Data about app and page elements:
----------------
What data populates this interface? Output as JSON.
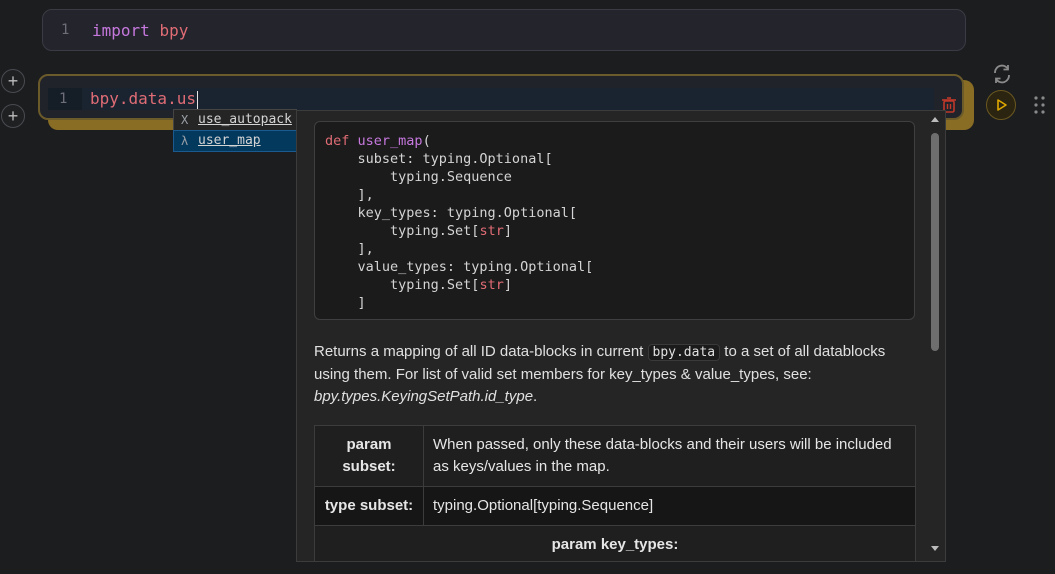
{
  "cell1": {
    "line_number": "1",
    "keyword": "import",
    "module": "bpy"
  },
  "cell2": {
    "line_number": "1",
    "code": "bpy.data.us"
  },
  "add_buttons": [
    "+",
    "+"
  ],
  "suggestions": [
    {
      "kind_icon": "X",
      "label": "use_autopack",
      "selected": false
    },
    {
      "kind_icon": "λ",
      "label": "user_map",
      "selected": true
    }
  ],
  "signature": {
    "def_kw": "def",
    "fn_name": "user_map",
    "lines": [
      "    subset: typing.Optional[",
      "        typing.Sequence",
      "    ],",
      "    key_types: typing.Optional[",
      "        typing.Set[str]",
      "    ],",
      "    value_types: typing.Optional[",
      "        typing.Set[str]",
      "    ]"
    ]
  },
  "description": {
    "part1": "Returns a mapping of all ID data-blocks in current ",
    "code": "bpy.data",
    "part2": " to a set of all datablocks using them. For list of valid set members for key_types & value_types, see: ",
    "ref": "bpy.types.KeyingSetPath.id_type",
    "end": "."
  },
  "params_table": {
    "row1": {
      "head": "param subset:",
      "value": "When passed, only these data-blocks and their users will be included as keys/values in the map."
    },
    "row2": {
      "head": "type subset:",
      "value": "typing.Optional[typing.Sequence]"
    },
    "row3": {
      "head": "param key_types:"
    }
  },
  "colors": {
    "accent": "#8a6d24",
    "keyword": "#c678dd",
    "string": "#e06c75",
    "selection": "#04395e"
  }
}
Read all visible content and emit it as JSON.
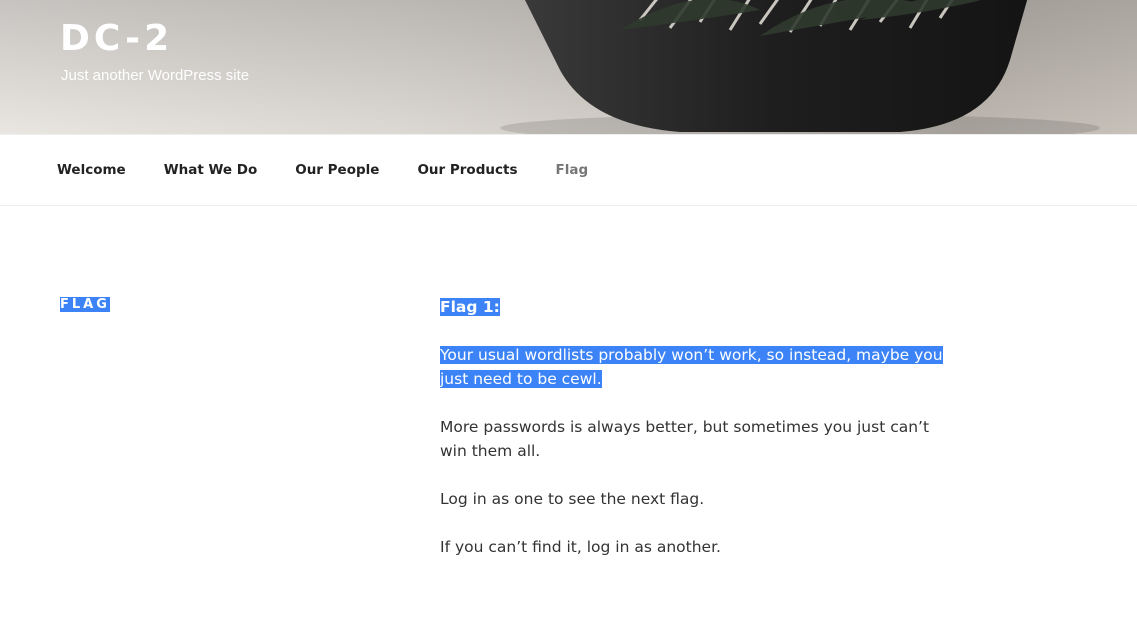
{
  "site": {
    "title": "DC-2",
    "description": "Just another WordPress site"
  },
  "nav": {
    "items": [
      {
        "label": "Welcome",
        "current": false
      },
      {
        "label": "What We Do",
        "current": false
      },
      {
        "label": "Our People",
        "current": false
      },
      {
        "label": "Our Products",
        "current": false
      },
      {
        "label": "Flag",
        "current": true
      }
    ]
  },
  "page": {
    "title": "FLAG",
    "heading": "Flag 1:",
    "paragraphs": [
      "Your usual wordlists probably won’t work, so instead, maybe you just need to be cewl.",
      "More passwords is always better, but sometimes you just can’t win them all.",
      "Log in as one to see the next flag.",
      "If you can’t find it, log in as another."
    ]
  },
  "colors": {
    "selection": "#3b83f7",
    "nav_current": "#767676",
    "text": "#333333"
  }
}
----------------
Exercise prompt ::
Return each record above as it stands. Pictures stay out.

Your solution ::
What data populates this interface? Output as JSON.
{
  "cell1": {
    "line_number": "1",
    "keyword": "import",
    "module": "bpy"
  },
  "cell2": {
    "line_number": "1",
    "code": "bpy.data.us"
  },
  "add_buttons": [
    "+",
    "+"
  ],
  "suggestions": [
    {
      "kind_icon": "X",
      "label": "use_autopack",
      "selected": false
    },
    {
      "kind_icon": "λ",
      "label": "user_map",
      "selected": true
    }
  ],
  "signature": {
    "def_kw": "def",
    "fn_name": "user_map",
    "lines": [
      "    subset: typing.Optional[",
      "        typing.Sequence",
      "    ],",
      "    key_types: typing.Optional[",
      "        typing.Set[str]",
      "    ],",
      "    value_types: typing.Optional[",
      "        typing.Set[str]",
      "    ]"
    ]
  },
  "description": {
    "part1": "Returns a mapping of all ID data-blocks in current ",
    "code": "bpy.data",
    "part2": " to a set of all datablocks using them. For list of valid set members for key_types & value_types, see: ",
    "ref": "bpy.types.KeyingSetPath.id_type",
    "end": "."
  },
  "params_table": {
    "row1": {
      "head": "param subset:",
      "value": "When passed, only these data-blocks and their users will be included as keys/values in the map."
    },
    "row2": {
      "head": "type subset:",
      "value": "typing.Optional[typing.Sequence]"
    },
    "row3": {
      "head": "param key_types:"
    }
  },
  "colors": {
    "accent": "#8a6d24",
    "keyword": "#c678dd",
    "string": "#e06c75",
    "selection": "#04395e"
  }
}
Read all visible content and emit it as JSON.
{
  "site": {
    "title": "DC-2",
    "description": "Just another WordPress site"
  },
  "nav": {
    "items": [
      {
        "label": "Welcome",
        "current": false
      },
      {
        "label": "What We Do",
        "current": false
      },
      {
        "label": "Our People",
        "current": false
      },
      {
        "label": "Our Products",
        "current": false
      },
      {
        "label": "Flag",
        "current": true
      }
    ]
  },
  "page": {
    "title": "FLAG",
    "heading": "Flag 1:",
    "paragraphs": [
      "Your usual wordlists probably won’t work, so instead, maybe you just need to be cewl.",
      "More passwords is always better, but sometimes you just can’t win them all.",
      "Log in as one to see the next flag.",
      "If you can’t find it, log in as another."
    ]
  },
  "colors": {
    "selection": "#3b83f7",
    "nav_current": "#767676",
    "text": "#333333"
  }
}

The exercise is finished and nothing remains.